What did attract me to German women poets years back – at a time when I didn’t even have any idea of the language or history of the land? Like every Indian reader, I too read world literature via English or local language or Hindi. I found couple of translated poems in one of the book fairs in Calcutta. And the January evening with the Sarah Kirsch poems left me awestruck. Not that I didn’t read powerful poems before. But the style of expression, rather the difference between Indian and very German way of perceiving the universe, made me inquisitive. What made women poets express their opinion in such a strong voice, what led women writers to find a radical route to express own views – I was eager to find out. Much later, I found opportunity to learn more about the language, the land and its people which helped me follow the trail of poetic expressions left by German women poets since last few hundred years. Finding their voices as revealed in their poems in last five hundred years is the purpose of this series. We might have forgotten many of them – but the collective voice which found Poesy as the language of a paradigm shift in terms of establishing women’s role in literary arena cannot go into oblivion.

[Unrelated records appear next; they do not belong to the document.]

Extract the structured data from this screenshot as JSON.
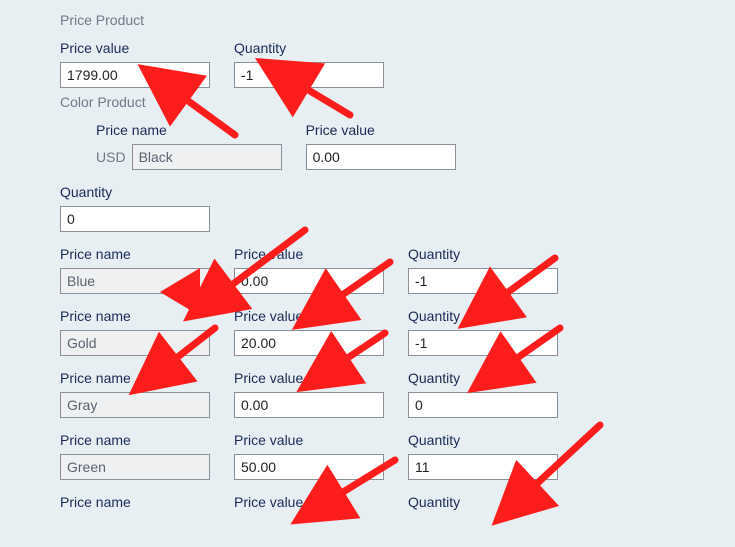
{
  "sections": {
    "price_product_title": "Price Product",
    "color_product_title": "Color Product"
  },
  "base": {
    "price_value_label": "Price value",
    "price_value": "1799.00",
    "quantity_label": "Quantity",
    "quantity": "-1"
  },
  "currency_prefix": "USD",
  "color0": {
    "price_name_label": "Price name",
    "price_name": "Black",
    "price_value_label": "Price value",
    "price_value": "0.00",
    "quantity_label": "Quantity",
    "quantity": "0"
  },
  "color_rows": [
    {
      "name": "Blue",
      "value": "0.00",
      "qty": "-1"
    },
    {
      "name": "Gold",
      "value": "20.00",
      "qty": "-1"
    },
    {
      "name": "Gray",
      "value": "0.00",
      "qty": "0"
    },
    {
      "name": "Green",
      "value": "50.00",
      "qty": "11"
    }
  ],
  "labels": {
    "price_name": "Price name",
    "price_value": "Price value",
    "quantity": "Quantity"
  }
}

Where do the first German women poets remain hidden? How many of their names do we know? As it happens with literary history of any civilization – the identity of composers of non-classical rhetoric, folklore and folk song where women do contribute the most, remains under the veil of anonymity. German literary history is no different. In case of German speaking European geography, both men and women poets, whose names are known to us were associated to the world of monasteries. Reason is understandable. In the middle age Europe, people could learn reading and writing only in monasteries and these were only places where they were allowed to continue practicing their adopted skill.
The first educational institutions for nuns came up in eight century. The first well-known German poetess appeared in tenth century. Roswitha von Gandersheim wrote plays in Latin. She worked on legends, wrote drama following the stringent rules of Christianity, and also tried to introduce comedy within the grim realm of nunnery; obviously could not write anything that could be considered ‘revolutionary’. After her, Lady Ava or Ava of Göttweig was the first poetess known to us who wrote in German. She probably lived in the estate of Göttweig Abbey in Lower Austria after her husband’s death with her two sons, who were also clerics. Her four large ballads are on the manifestation of the Holy Spirit, as expected from clergy in eleventh century. Hildegard of Bingen or Saint Hildegard was born in same century. She was a Benedictine abbess, composer of musical poems, philosopher, doctor and author of mystic as well as medical and natural history books. To be acceptable to knowledge-seekers in medieval Europe, a women medical writer and healer needed to be empowered by divine support; hence her story of having ‘visions’ since her childhood came up – who else but a visionary could write own observations of Christianity, papacy and religious corruptions? She was followed by many women ‘visionary poets’ in next centuries, who wrote own religious and mystical experiences with ample clarity. We get the names of Elisabeth von Schönen, Gertrude von Helfta, Mechthild von Hackeborn, Mechthild von Magdeburg among them.
All the above mentioned poetesses came from nobility, mainly because formal education was not accessible to all. Especially for women other than those belonged to nobility, reading and writing was not considered an essential skill for which they could spend time. But from fourteenth century onwards, women from bourgeois origin started joining the league of mystic poetesses. One of them, Elsbeth Stagel, the Dominican nun born in a Zurich bourgeois family, compiled Das Leben der Schwestern zu Töß, biographies of 39 nuns providing a comprehensive picture of mysticism in the Töss Convent which becomes handbook to understand mysticism and monastic life in medieval German-speaking kingdoms. For the same reason, the name of another Dominican nun Margarethe Ebner’s shouldn’t be left out, of course! Directed by Jesus Christ during her prolonged illness in the convent, she devoted her life into deeper spiritual exploration. She compiled her “Offenbarungen” (Revelations), encouraged by her spiritual advisers in German as well as in Swabian dialect. Mysticism turned way of life for educated women, who probably were inclined to view the world thought their own eyes.
In fact, monasteries in medieval Europe were made for nobility; only ladies born in wealthy families were permitted to purchase goods from convents. Convents also gave the opportunity to these self-aware ladies to spend a life different than the common housewives who had to be busy in taking care of household affairs and children. Women found time and environment to refine their talents and expand knowledge here, which was not possible for women staying with families.
(to be continued…)